Sometimes people post pictures that make it seem as though they are happier, healthier or more successful than they truly are; other times, people play up situations hoping to garner sympathy.

In either case, exaggeration can have a dramatic toll on a personal injury lawsuit. For instance, pictures of you on vacation can conflict with statements you made regarding emotional distress. And writing to someone that you feel better than ever can cast doubt on the extent of your injuries.

Revealing bad choices

In a personal injury claim, individual behaviors are under a microscope. Thus, if you record TikToks while driving or brag about using drugs, those actions can raise red flags and compromise your case.

Insurance companies and other parties involved in a lawsuit can use this as evidence to contradict your statements or to support claims that your recklessness was to blame for an accident.

Harassing the other parties involved

After an accident, you should have the contact information of the other people involved. And with a quick Google search, you can find their Facebook, Twitter or LinkedIn profiles.

However, using this knowledge and access to harass the other party, their family or their employer can ultimately backfire. Instead of collecting compensation for an accident, you could wind up facing your own civil charges – and possibly criminal charges – for harassment or cyberbullying.

Assuming you are anonymous

While you may have a discreet screen name or have your profile set to private, it is very simple for the things you say and do online to become public.

Assume that nothing you do or say online is truly private, especially when you are involved in a legal claim where someone will be digging into your online behaviors.

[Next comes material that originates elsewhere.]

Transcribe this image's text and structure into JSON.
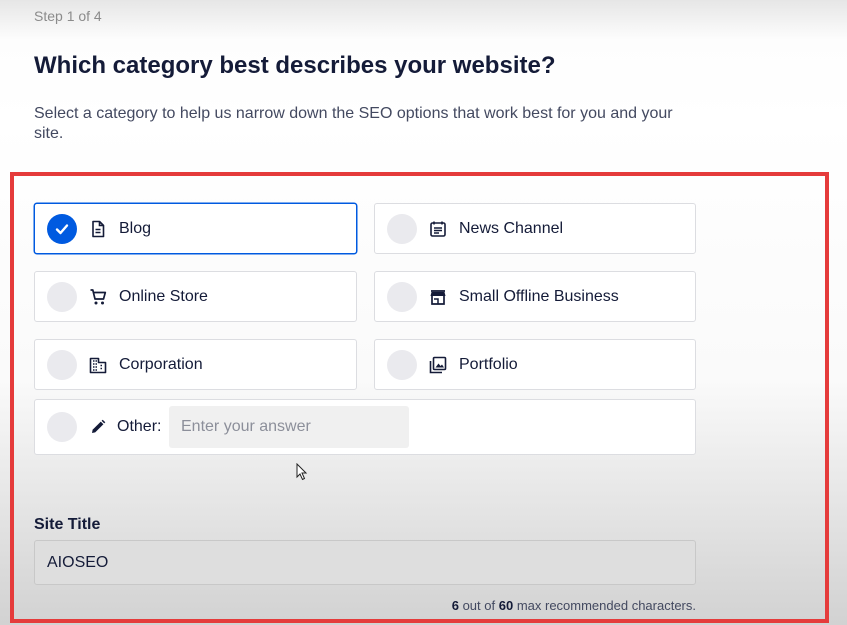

Avoiding these actions online can be crucial when you are involved in a personal injury claim. In fact, it could be wise to steer clear of social media altogether until settling your case.